ASSIGNED TASK: Can the data below be set down again exactly, line for line?
[DATA Boundary: Start]
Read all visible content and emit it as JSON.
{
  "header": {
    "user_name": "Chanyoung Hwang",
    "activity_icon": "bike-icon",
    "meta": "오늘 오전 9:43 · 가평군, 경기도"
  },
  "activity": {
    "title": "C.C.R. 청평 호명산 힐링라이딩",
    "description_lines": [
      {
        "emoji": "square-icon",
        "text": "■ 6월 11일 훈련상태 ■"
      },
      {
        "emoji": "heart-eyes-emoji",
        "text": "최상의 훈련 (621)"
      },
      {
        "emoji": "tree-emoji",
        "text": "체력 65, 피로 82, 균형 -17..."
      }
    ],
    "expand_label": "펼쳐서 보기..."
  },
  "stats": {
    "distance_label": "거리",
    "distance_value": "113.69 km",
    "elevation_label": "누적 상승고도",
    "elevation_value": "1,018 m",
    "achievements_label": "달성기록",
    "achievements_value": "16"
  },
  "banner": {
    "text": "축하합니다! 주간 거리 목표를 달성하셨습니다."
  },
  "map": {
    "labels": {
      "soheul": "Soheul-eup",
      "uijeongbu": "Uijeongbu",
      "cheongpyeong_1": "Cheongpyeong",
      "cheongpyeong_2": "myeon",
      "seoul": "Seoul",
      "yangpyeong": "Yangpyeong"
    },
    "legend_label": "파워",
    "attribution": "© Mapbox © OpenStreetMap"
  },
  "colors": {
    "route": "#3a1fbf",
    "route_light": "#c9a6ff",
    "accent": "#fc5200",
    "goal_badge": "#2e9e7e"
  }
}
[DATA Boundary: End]
PROBLEM SOLUTION:
Read all visible content and emit it as JSON.
{
  "header": {
    "user_name": "Chanyoung Hwang",
    "activity_icon": "bike-icon",
    "meta": "오늘 오전 9:43 · 가평군, 경기도"
  },
  "activity": {
    "title": "C.C.R. 청평 호명산 힐링라이딩",
    "description_lines": [
      {
        "emoji": "square-icon",
        "text": "■ 6월 11일 훈련상태 ■"
      },
      {
        "emoji": "heart-eyes-emoji",
        "text": "최상의 훈련 (621)"
      },
      {
        "emoji": "tree-emoji",
        "text": "체력 65, 피로 82, 균형 -17..."
      }
    ],
    "expand_label": "펼쳐서 보기..."
  },
  "stats": {
    "distance_label": "거리",
    "distance_value": "113.69 km",
    "elevation_label": "누적 상승고도",
    "elevation_value": "1,018 m",
    "achievements_label": "달성기록",
    "achievements_value": "16"
  },
  "banner": {
    "text": "축하합니다! 주간 거리 목표를 달성하셨습니다."
  },
  "map": {
    "labels": {
      "soheul": "Soheul-eup",
      "uijeongbu": "Uijeongbu",
      "cheongpyeong_1": "Cheongpyeong",
      "cheongpyeong_2": "myeon",
      "seoul": "Seoul",
      "yangpyeong": "Yangpyeong"
    },
    "legend_label": "파워",
    "attribution": "© Mapbox © OpenStreetMap"
  },
  "colors": {
    "route": "#3a1fbf",
    "route_light": "#c9a6ff",
    "accent": "#fc5200",
    "goal_badge": "#2e9e7e"
  }
}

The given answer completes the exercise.